Background: The accuracy of fractional excretion of sodium (FENa) for the diagnosis of transient acute kidney injury (AKI) caused by decreased kidney perfusion is reported to be low in patients administered diuretics.
Study design: This is a prospective study of diagnostic accuracy comparing the performance of fractional excretion of urea (FEur) with that of FENa to distinguish between transient and persistent AKI.
Setting & participants: 99 patients hospitalized at a tertiary-care center who developed AKI (>or=30% increase in serum creatinine level from baseline within 1 week).
Index test: FEur and FENa were calculated for each patient.
Reference test & measurements: Patients were classified as having transient or persistent AKI according to the clinical context and whether serum creatinine level returned to baseline within 7 days. Each group also was subdivided according to exposure to diuretics. FEur of 35% or less and FENa of 1% or less were used to define transient AKI. Sensitivity, specificity, and receiver operating characteristic curves were generated for each index test.
Results: Sensitivity and specificity of FEur were 48% and 75% in patients not administered diuretics and 79% and 33% in patients administered diuretics. Sensitivity and specificity of FENa were 78% and 75% in patients not administered diuretics and 58% and 81% in those administered diuretics. Receiver operating characteristic curves did not identify a better diagnostic cutoff value for FEur or FENa.
Limitations: Small sample size, variable exposure to diuretics, and a high proportion of preexisting chronic kidney disease.

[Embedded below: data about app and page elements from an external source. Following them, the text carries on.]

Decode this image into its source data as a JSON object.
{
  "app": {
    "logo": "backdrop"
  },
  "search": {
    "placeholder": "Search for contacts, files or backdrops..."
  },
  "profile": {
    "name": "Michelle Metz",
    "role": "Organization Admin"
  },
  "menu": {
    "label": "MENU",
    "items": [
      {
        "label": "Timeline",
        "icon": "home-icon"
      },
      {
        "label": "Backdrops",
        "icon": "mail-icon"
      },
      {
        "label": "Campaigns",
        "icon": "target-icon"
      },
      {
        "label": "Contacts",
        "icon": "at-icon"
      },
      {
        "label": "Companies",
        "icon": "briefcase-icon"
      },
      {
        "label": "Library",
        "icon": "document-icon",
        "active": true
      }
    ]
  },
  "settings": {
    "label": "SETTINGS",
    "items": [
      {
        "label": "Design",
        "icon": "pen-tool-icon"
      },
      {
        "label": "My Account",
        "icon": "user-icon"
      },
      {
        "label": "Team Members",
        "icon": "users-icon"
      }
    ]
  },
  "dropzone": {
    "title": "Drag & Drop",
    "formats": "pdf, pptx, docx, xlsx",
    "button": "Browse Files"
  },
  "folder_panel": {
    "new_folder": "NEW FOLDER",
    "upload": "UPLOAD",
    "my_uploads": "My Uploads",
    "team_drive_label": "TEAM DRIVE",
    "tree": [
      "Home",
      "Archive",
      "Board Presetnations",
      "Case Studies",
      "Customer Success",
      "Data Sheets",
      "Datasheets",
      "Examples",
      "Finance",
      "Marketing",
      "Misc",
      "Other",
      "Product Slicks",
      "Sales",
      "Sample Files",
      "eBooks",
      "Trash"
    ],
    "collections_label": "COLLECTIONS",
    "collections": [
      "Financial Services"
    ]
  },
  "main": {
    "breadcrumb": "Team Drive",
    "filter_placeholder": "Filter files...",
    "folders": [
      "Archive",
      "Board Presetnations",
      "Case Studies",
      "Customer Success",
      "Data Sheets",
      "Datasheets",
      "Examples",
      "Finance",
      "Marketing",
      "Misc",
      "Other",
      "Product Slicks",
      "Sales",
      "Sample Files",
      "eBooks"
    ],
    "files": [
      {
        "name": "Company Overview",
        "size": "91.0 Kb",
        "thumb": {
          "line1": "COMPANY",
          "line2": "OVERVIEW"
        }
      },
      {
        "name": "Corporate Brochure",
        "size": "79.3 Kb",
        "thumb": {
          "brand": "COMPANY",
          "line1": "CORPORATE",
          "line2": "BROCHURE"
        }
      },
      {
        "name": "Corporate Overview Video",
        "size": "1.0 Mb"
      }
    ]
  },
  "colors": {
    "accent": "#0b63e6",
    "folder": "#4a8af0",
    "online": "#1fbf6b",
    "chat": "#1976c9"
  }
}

Conclusions: In patients without diuretic use, FENa is better able to distinguish transient from persistent AKI. In patients administered diuretics, this distinction cannot be made accurately by means of FENa. FEur cannot be used as an alternative tool because it lacks specificity.